▶ _TASK OBJECTIVE_: Each record must appear in the answer exactly as given.

▶ _SUPPLIED DATA_:
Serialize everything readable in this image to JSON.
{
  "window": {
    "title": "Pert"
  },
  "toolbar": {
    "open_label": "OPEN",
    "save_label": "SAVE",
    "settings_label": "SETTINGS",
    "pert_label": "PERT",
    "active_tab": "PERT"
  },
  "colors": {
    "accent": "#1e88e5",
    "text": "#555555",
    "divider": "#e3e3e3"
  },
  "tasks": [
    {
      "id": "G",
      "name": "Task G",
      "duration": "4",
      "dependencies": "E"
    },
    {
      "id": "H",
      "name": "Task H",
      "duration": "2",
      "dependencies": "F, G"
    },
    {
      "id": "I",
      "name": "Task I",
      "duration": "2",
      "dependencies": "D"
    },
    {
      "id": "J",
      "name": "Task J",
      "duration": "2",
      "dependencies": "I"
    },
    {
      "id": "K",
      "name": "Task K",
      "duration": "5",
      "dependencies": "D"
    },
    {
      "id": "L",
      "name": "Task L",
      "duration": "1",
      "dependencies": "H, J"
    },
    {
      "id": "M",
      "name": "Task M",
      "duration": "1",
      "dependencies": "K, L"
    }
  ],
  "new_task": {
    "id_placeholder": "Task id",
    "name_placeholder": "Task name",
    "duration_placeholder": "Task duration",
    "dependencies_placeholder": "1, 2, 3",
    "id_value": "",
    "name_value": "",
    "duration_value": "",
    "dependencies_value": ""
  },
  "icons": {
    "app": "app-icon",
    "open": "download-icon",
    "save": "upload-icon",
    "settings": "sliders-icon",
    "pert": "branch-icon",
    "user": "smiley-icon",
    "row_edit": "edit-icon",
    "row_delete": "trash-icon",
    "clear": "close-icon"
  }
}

▶ _TASK RESULT_:
Serialize everything readable in this image to JSON.
{
  "window": {
    "title": "Pert"
  },
  "toolbar": {
    "open_label": "OPEN",
    "save_label": "SAVE",
    "settings_label": "SETTINGS",
    "pert_label": "PERT",
    "active_tab": "PERT"
  },
  "colors": {
    "accent": "#1e88e5",
    "text": "#555555",
    "divider": "#e3e3e3"
  },
  "tasks": [
    {
      "id": "G",
      "name": "Task G",
      "duration": "4",
      "dependencies": "E"
    },
    {
      "id": "H",
      "name": "Task H",
      "duration": "2",
      "dependencies": "F, G"
    },
    {
      "id": "I",
      "name": "Task I",
      "duration": "2",
      "dependencies": "D"
    },
    {
      "id": "J",
      "name": "Task J",
      "duration": "2",
      "dependencies": "I"
    },
    {
      "id": "K",
      "name": "Task K",
      "duration": "5",
      "dependencies": "D"
    },
    {
      "id": "L",
      "name": "Task L",
      "duration": "1",
      "dependencies": "H, J"
    },
    {
      "id": "M",
      "name": "Task M",
      "duration": "1",
      "dependencies": "K, L"
    }
  ],
  "new_task": {
    "id_placeholder": "Task id",
    "name_placeholder": "Task name",
    "duration_placeholder": "Task duration",
    "dependencies_placeholder": "1, 2, 3",
    "id_value": "",
    "name_value": "",
    "duration_value": "",
    "dependencies_value": ""
  },
  "icons": {
    "app": "app-icon",
    "open": "download-icon",
    "save": "upload-icon",
    "settings": "sliders-icon",
    "pert": "branch-icon",
    "user": "smiley-icon",
    "row_edit": "edit-icon",
    "row_delete": "trash-icon",
    "clear": "close-icon"
  }
}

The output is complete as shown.